Restate the listing in full, keeping every word as it is.

Records supplied: Begin

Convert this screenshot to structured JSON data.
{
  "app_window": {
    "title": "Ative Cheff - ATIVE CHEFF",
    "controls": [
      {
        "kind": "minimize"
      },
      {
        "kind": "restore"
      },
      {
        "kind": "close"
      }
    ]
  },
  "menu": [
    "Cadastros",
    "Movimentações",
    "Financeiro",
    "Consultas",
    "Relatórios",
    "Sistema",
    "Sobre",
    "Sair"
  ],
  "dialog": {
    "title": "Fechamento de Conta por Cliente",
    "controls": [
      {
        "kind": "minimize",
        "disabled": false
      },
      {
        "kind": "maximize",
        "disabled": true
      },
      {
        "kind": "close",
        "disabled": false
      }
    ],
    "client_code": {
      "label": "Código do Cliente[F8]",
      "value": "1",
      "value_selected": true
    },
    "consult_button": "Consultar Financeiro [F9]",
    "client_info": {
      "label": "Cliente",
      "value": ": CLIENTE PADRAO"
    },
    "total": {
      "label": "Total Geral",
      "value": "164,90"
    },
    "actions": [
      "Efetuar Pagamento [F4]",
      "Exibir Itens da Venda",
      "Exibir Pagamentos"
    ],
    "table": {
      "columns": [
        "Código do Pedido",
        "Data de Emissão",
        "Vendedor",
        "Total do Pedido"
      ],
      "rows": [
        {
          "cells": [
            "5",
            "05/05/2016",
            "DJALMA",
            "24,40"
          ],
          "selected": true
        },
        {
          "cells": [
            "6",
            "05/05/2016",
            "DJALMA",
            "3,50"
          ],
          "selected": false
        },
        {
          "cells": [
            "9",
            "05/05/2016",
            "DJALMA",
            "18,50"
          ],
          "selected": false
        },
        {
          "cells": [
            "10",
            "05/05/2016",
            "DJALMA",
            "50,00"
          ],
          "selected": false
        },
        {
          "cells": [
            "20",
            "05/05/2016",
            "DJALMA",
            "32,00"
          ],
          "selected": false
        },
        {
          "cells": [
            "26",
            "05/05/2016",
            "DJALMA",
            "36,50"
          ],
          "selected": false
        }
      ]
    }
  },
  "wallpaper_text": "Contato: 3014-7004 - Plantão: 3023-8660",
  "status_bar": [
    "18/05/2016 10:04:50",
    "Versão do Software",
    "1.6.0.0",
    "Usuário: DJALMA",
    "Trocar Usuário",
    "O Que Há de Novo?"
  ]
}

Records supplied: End

▶ **Reply to the exercise**:
Convert this screenshot to structured JSON data.
{
  "app_window": {
    "title": "Ative Cheff - ATIVE CHEFF",
    "controls": [
      {
        "kind": "minimize"
      },
      {
        "kind": "restore"
      },
      {
        "kind": "close"
      }
    ]
  },
  "menu": [
    "Cadastros",
    "Movimentações",
    "Financeiro",
    "Consultas",
    "Relatórios",
    "Sistema",
    "Sobre",
    "Sair"
  ],
  "dialog": {
    "title": "Fechamento de Conta por Cliente",
    "controls": [
      {
        "kind": "minimize",
        "disabled": false
      },
      {
        "kind": "maximize",
        "disabled": true
      },
      {
        "kind": "close",
        "disabled": false
      }
    ],
    "client_code": {
      "label": "Código do Cliente[F8]",
      "value": "1",
      "value_selected": true
    },
    "consult_button": "Consultar Financeiro [F9]",
    "client_info": {
      "label": "Cliente",
      "value": ": CLIENTE PADRAO"
    },
    "total": {
      "label": "Total Geral",
      "value": "164,90"
    },
    "actions": [
      "Efetuar Pagamento [F4]",
      "Exibir Itens da Venda",
      "Exibir Pagamentos"
    ],
    "table": {
      "columns": [
        "Código do Pedido",
        "Data de Emissão",
        "Vendedor",
        "Total do Pedido"
      ],
      "rows": [
        {
          "cells": [
            "5",
            "05/05/2016",
            "DJALMA",
            "24,40"
          ],
          "selected": true
        },
        {
          "cells": [
            "6",
            "05/05/2016",
            "DJALMA",
            "3,50"
          ],
          "selected": false
        },
        {
          "cells": [
            "9",
            "05/05/2016",
            "DJALMA",
            "18,50"
          ],
          "selected": false
        },
        {
          "cells": [
            "10",
            "05/05/2016",
            "DJALMA",
            "50,00"
          ],
          "selected": false
        },
        {
          "cells": [
            "20",
            "05/05/2016",
            "DJALMA",
            "32,00"
          ],
          "selected": false
        },
        {
          "cells": [
            "26",
            "05/05/2016",
            "DJALMA",
            "36,50"
          ],
          "selected": false
        }
      ]
    }
  },
  "wallpaper_text": "Contato: 3014-7004 - Plantão: 3023-8660",
  "status_bar": [
    "18/05/2016 10:04:50",
    "Versão do Software",
    "1.6.0.0",
    "Usuário: DJALMA",
    "Trocar Usuário",
    "O Que Há de Novo?"
  ]
}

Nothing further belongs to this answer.